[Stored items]

⟨

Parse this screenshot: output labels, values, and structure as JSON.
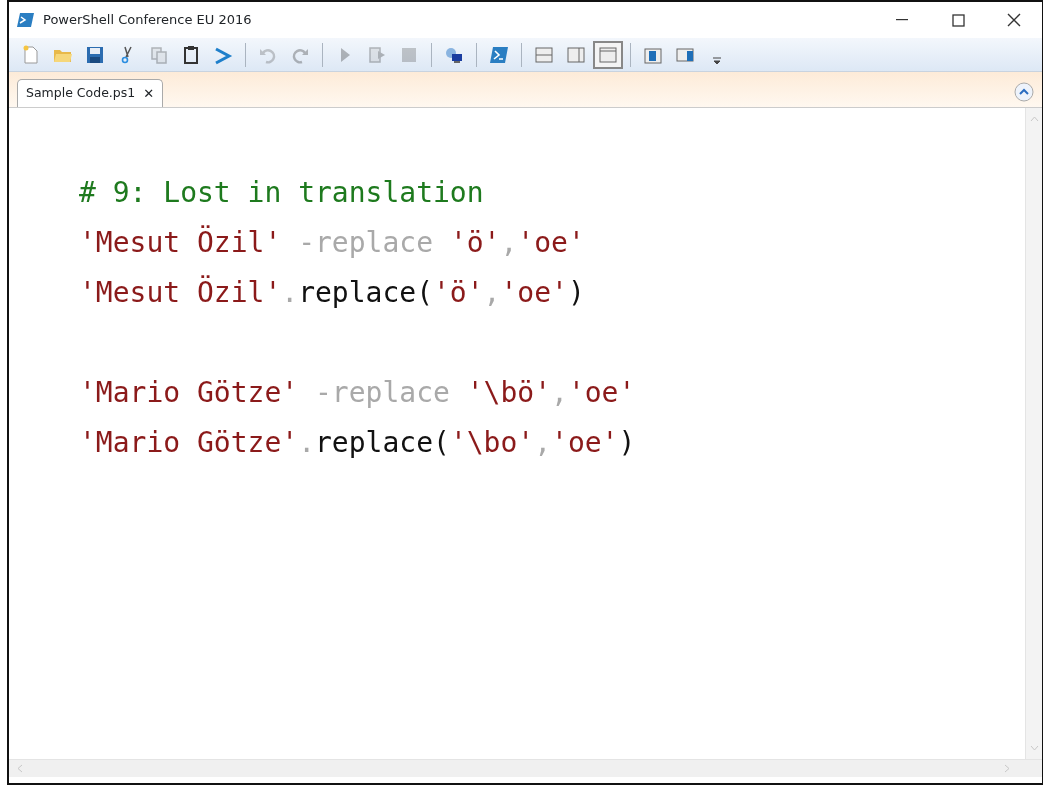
{
  "window": {
    "title": "PowerShell Conference EU 2016"
  },
  "toolbar": [
    {
      "kind": "button",
      "disabled": false,
      "selected": false
    },
    {
      "kind": "button",
      "disabled": false,
      "selected": false
    },
    {
      "kind": "button",
      "disabled": false,
      "selected": false
    },
    {
      "kind": "button",
      "disabled": false,
      "selected": false
    },
    {
      "kind": "button",
      "disabled": true,
      "selected": false
    },
    {
      "kind": "button",
      "disabled": false,
      "selected": false
    },
    {
      "kind": "button",
      "disabled": false,
      "selected": false
    },
    {
      "kind": "separator"
    },
    {
      "kind": "button",
      "disabled": true,
      "selected": false
    },
    {
      "kind": "button",
      "disabled": true,
      "selected": false
    },
    {
      "kind": "separator"
    },
    {
      "kind": "button",
      "disabled": true,
      "selected": false
    },
    {
      "kind": "button",
      "disabled": true,
      "selected": false
    },
    {
      "kind": "button",
      "disabled": true,
      "selected": false
    },
    {
      "kind": "separator"
    },
    {
      "kind": "button",
      "disabled": false,
      "selected": false
    },
    {
      "kind": "separator"
    },
    {
      "kind": "button",
      "disabled": false,
      "selected": false
    },
    {
      "kind": "separator"
    },
    {
      "kind": "button",
      "disabled": false,
      "selected": false
    },
    {
      "kind": "button",
      "disabled": false,
      "selected": false
    },
    {
      "kind": "button",
      "disabled": false,
      "selected": true
    },
    {
      "kind": "separator"
    },
    {
      "kind": "button",
      "disabled": false,
      "selected": false
    },
    {
      "kind": "button",
      "disabled": false,
      "selected": false
    },
    {
      "kind": "overflow"
    }
  ],
  "tabs": [
    {
      "label": "Sample Code.ps1",
      "close": "✕",
      "selected": true
    }
  ],
  "editor": {
    "lines": [
      {
        "kind": "code",
        "tokens": [
          {
            "kind": "comment",
            "text": "# 9: Lost in translation"
          }
        ]
      },
      {
        "kind": "code",
        "tokens": [
          {
            "kind": "string",
            "text": "'Mesut Özil'"
          },
          {
            "kind": "operator",
            "text": " -replace "
          },
          {
            "kind": "string",
            "text": "'ö'"
          },
          {
            "kind": "operator",
            "text": ","
          },
          {
            "kind": "string",
            "text": "'oe'"
          }
        ]
      },
      {
        "kind": "code",
        "tokens": [
          {
            "kind": "string",
            "text": "'Mesut Özil'"
          },
          {
            "kind": "operator",
            "text": "."
          },
          {
            "kind": "plain",
            "text": "replace("
          },
          {
            "kind": "string",
            "text": "'ö'"
          },
          {
            "kind": "operator",
            "text": ","
          },
          {
            "kind": "string",
            "text": "'oe'"
          },
          {
            "kind": "plain",
            "text": ")"
          }
        ]
      },
      {
        "kind": "blank"
      },
      {
        "kind": "code",
        "tokens": [
          {
            "kind": "string",
            "text": "'Mario Götze'"
          },
          {
            "kind": "operator",
            "text": " -replace "
          },
          {
            "kind": "string",
            "text": "'\\bö'"
          },
          {
            "kind": "operator",
            "text": ","
          },
          {
            "kind": "string",
            "text": "'oe'"
          }
        ]
      },
      {
        "kind": "code",
        "tokens": [
          {
            "kind": "string",
            "text": "'Mario Götze'"
          },
          {
            "kind": "operator",
            "text": "."
          },
          {
            "kind": "plain",
            "text": "replace("
          },
          {
            "kind": "string",
            "text": "'\\bo'"
          },
          {
            "kind": "operator",
            "text": ","
          },
          {
            "kind": "string",
            "text": "'oe'"
          },
          {
            "kind": "plain",
            "text": ")"
          }
        ]
      }
    ]
  }
}
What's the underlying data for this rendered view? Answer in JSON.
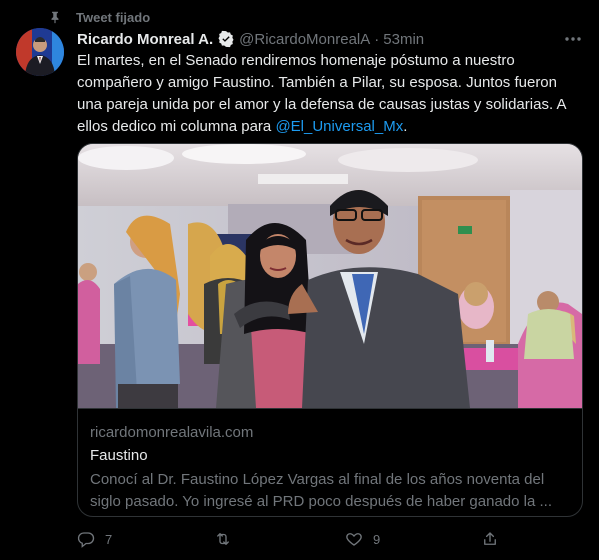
{
  "pinned_label": "Tweet fijado",
  "author": {
    "name": "Ricardo Monreal A.",
    "handle": "@RicardoMonrealA",
    "separator": "·",
    "time": "53min"
  },
  "tweet": {
    "lines": [
      "El martes, en el Senado rendiremos homenaje póstumo a nuestro",
      "compañero y amigo Faustino.  También a Pilar, su esposa. Juntos fueron",
      "una pareja unida por el amor y la defensa de causas justas y solidarias. A"
    ],
    "last_line_text": "ellos dedico mi columna para ",
    "mention": "@El_Universal_Mx",
    "last_line_end": "."
  },
  "card": {
    "domain": "ricardomonrealavila.com",
    "title": "Faustino",
    "description_lines": [
      "Conocí al Dr. Faustino López Vargas al final de los años noventa del",
      "siglo pasado. Yo ingresé al PRD poco después de haber ganado la ..."
    ]
  },
  "actions": {
    "reply_count": "7",
    "retweet_count": "",
    "like_count": "9"
  },
  "icons": {
    "pin": "pin-icon",
    "verified": "verified-badge-icon",
    "more": "more-options-icon",
    "reply": "reply-icon",
    "retweet": "retweet-icon",
    "like": "like-icon",
    "share": "share-icon"
  },
  "colors": {
    "background": "#000000",
    "text": "#e7e9ea",
    "secondary": "#71767b",
    "link": "#1d9bf0",
    "border": "#2f3336"
  }
}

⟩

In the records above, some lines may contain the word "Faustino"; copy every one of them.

      "compañero y amigo Faustino.  También a Pilar, su esposa. Juntos fueron",
    "title": "Faustino",
      "Conocí al Dr. Faustino López Vargas al final de los años noventa del",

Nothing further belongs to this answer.